(Records excerpted from a collection)
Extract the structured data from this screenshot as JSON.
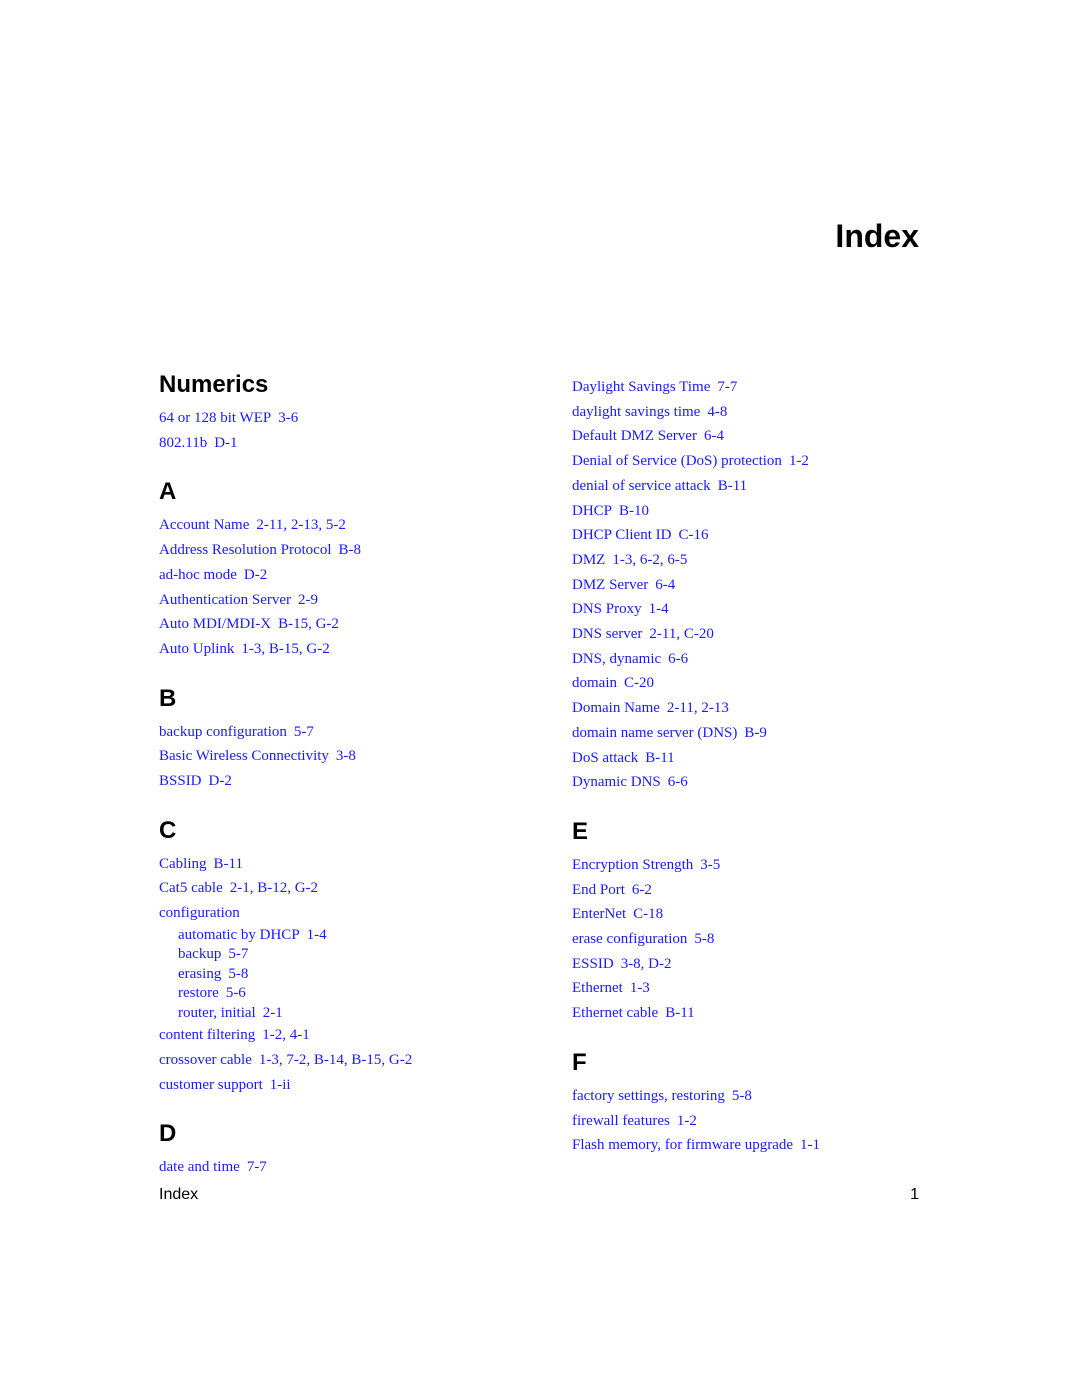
{
  "page": {
    "title": "Index",
    "footer_label": "Index",
    "page_number": "1",
    "link_color": "#1a1aff"
  },
  "left_sections": [
    {
      "heading": "Numerics",
      "entries": [
        {
          "term": "64 or 128 bit WEP",
          "pages": "3-6"
        },
        {
          "term": "802.11b",
          "pages": "D-1"
        }
      ]
    },
    {
      "heading": "A",
      "entries": [
        {
          "term": "Account Name",
          "pages": "2-11, 2-13, 5-2"
        },
        {
          "term": "Address Resolution Protocol",
          "pages": "B-8"
        },
        {
          "term": "ad-hoc mode",
          "pages": "D-2"
        },
        {
          "term": "Authentication Server",
          "pages": "2-9"
        },
        {
          "term": "Auto MDI/MDI-X",
          "pages": "B-15, G-2"
        },
        {
          "term": "Auto Uplink",
          "pages": "1-3, B-15, G-2"
        }
      ]
    },
    {
      "heading": "B",
      "entries": [
        {
          "term": "backup configuration",
          "pages": "5-7"
        },
        {
          "term": "Basic Wireless Connectivity",
          "pages": "3-8"
        },
        {
          "term": "BSSID",
          "pages": "D-2"
        }
      ]
    },
    {
      "heading": "C",
      "entries": [
        {
          "term": "Cabling",
          "pages": "B-11"
        },
        {
          "term": "Cat5 cable",
          "pages": "2-1, B-12, G-2"
        },
        {
          "term": "configuration",
          "pages": "",
          "subentries": [
            {
              "term": "automatic by DHCP",
              "pages": "1-4"
            },
            {
              "term": "backup",
              "pages": "5-7"
            },
            {
              "term": "erasing",
              "pages": "5-8"
            },
            {
              "term": "restore",
              "pages": "5-6"
            },
            {
              "term": "router, initial",
              "pages": "2-1"
            }
          ]
        },
        {
          "term": "content filtering",
          "pages": "1-2, 4-1"
        },
        {
          "term": "crossover cable",
          "pages": "1-3, 7-2, B-14, B-15, G-2"
        },
        {
          "term": "customer support",
          "pages": "1-ii"
        }
      ]
    },
    {
      "heading": "D",
      "entries": [
        {
          "term": "date and time",
          "pages": "7-7"
        }
      ]
    }
  ],
  "right_sections": [
    {
      "heading": "",
      "entries": [
        {
          "term": "Daylight Savings Time",
          "pages": "7-7"
        },
        {
          "term": "daylight savings time",
          "pages": "4-8"
        },
        {
          "term": "Default DMZ Server",
          "pages": "6-4"
        },
        {
          "term": "Denial of Service (DoS) protection",
          "pages": "1-2"
        },
        {
          "term": "denial of service attack",
          "pages": "B-11"
        },
        {
          "term": "DHCP",
          "pages": "B-10"
        },
        {
          "term": "DHCP Client ID",
          "pages": "C-16"
        },
        {
          "term": "DMZ",
          "pages": "1-3, 6-2, 6-5"
        },
        {
          "term": "DMZ Server",
          "pages": "6-4"
        },
        {
          "term": "DNS Proxy",
          "pages": "1-4"
        },
        {
          "term": "DNS server",
          "pages": "2-11, C-20"
        },
        {
          "term": "DNS, dynamic",
          "pages": "6-6"
        },
        {
          "term": "domain",
          "pages": "C-20"
        },
        {
          "term": "Domain Name",
          "pages": "2-11, 2-13"
        },
        {
          "term": "domain name server (DNS)",
          "pages": "B-9"
        },
        {
          "term": "DoS attack",
          "pages": "B-11"
        },
        {
          "term": "Dynamic DNS",
          "pages": "6-6"
        }
      ]
    },
    {
      "heading": "E",
      "entries": [
        {
          "term": "Encryption Strength",
          "pages": "3-5"
        },
        {
          "term": "End Port",
          "pages": "6-2"
        },
        {
          "term": "EnterNet",
          "pages": "C-18"
        },
        {
          "term": "erase configuration",
          "pages": "5-8"
        },
        {
          "term": "ESSID",
          "pages": "3-8, D-2"
        },
        {
          "term": "Ethernet",
          "pages": "1-3"
        },
        {
          "term": "Ethernet cable",
          "pages": "B-11"
        }
      ]
    },
    {
      "heading": "F",
      "entries": [
        {
          "term": "factory settings, restoring",
          "pages": "5-8"
        },
        {
          "term": "firewall features",
          "pages": "1-2"
        },
        {
          "term": "Flash memory, for firmware upgrade",
          "pages": "1-1"
        }
      ]
    }
  ]
}
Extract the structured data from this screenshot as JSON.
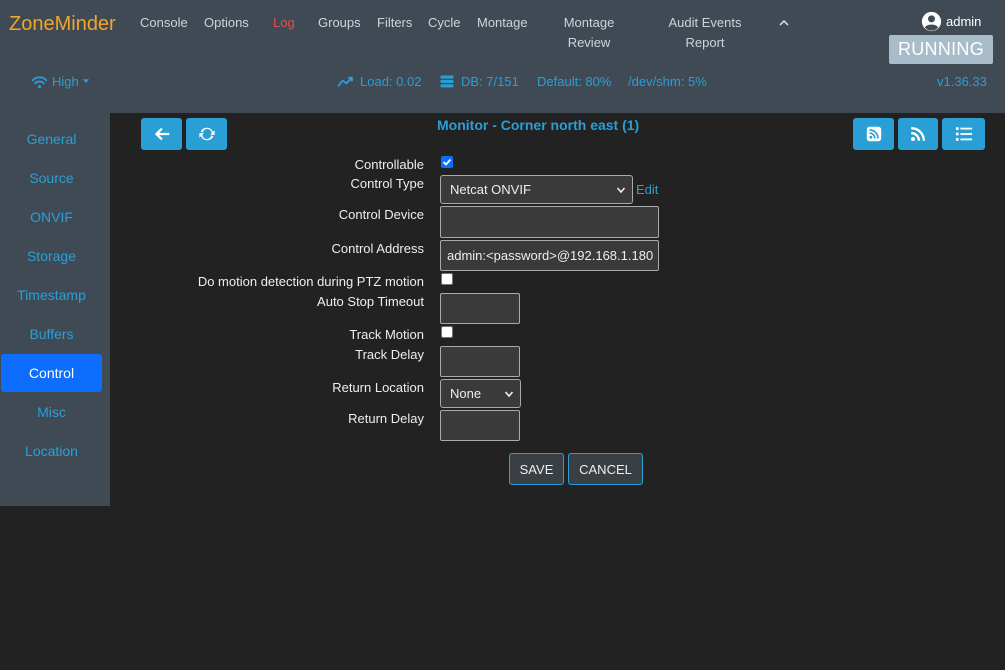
{
  "brand": "ZoneMinder",
  "nav": {
    "console": "Console",
    "options": "Options",
    "log": "Log",
    "groups": "Groups",
    "filters": "Filters",
    "cycle": "Cycle",
    "montage": "Montage",
    "montage_review": "Montage Review",
    "audit_events_report": "Audit Events Report"
  },
  "user": "admin",
  "state": "RUNNING",
  "status": {
    "bandwidth": "High",
    "load": "Load: 0.02",
    "db": "DB: 7/151",
    "default_storage": "Default: 80%",
    "shm": "/dev/shm: 5%",
    "version": "v1.36.33"
  },
  "sidebar": {
    "items": [
      {
        "label": "General"
      },
      {
        "label": "Source"
      },
      {
        "label": "ONVIF"
      },
      {
        "label": "Storage"
      },
      {
        "label": "Timestamp"
      },
      {
        "label": "Buffers"
      },
      {
        "label": "Control",
        "active": true
      },
      {
        "label": "Misc"
      },
      {
        "label": "Location"
      }
    ]
  },
  "page_title": "Monitor - Corner north east (1)",
  "form": {
    "controllable": {
      "label": "Controllable",
      "checked": true
    },
    "control_type": {
      "label": "Control Type",
      "value": "Netcat ONVIF",
      "edit": "Edit"
    },
    "control_device": {
      "label": "Control Device",
      "value": ""
    },
    "control_address": {
      "label": "Control Address",
      "value": "admin:<password>@192.168.1.180"
    },
    "motion_ptz": {
      "label": "Do motion detection during PTZ motion",
      "checked": false
    },
    "auto_stop_timeout": {
      "label": "Auto Stop Timeout",
      "value": ""
    },
    "track_motion": {
      "label": "Track Motion",
      "checked": false
    },
    "track_delay": {
      "label": "Track Delay",
      "value": ""
    },
    "return_location": {
      "label": "Return Location",
      "value": "None"
    },
    "return_delay": {
      "label": "Return Delay",
      "value": ""
    }
  },
  "buttons": {
    "save": "SAVE",
    "cancel": "CANCEL"
  },
  "colors": {
    "accent": "#2a9fd6",
    "brand": "#f3a52b",
    "navbar": "#3f4a55",
    "active": "#0d6efd"
  }
}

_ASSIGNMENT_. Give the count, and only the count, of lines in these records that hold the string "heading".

_ANSWER SPACE_. 8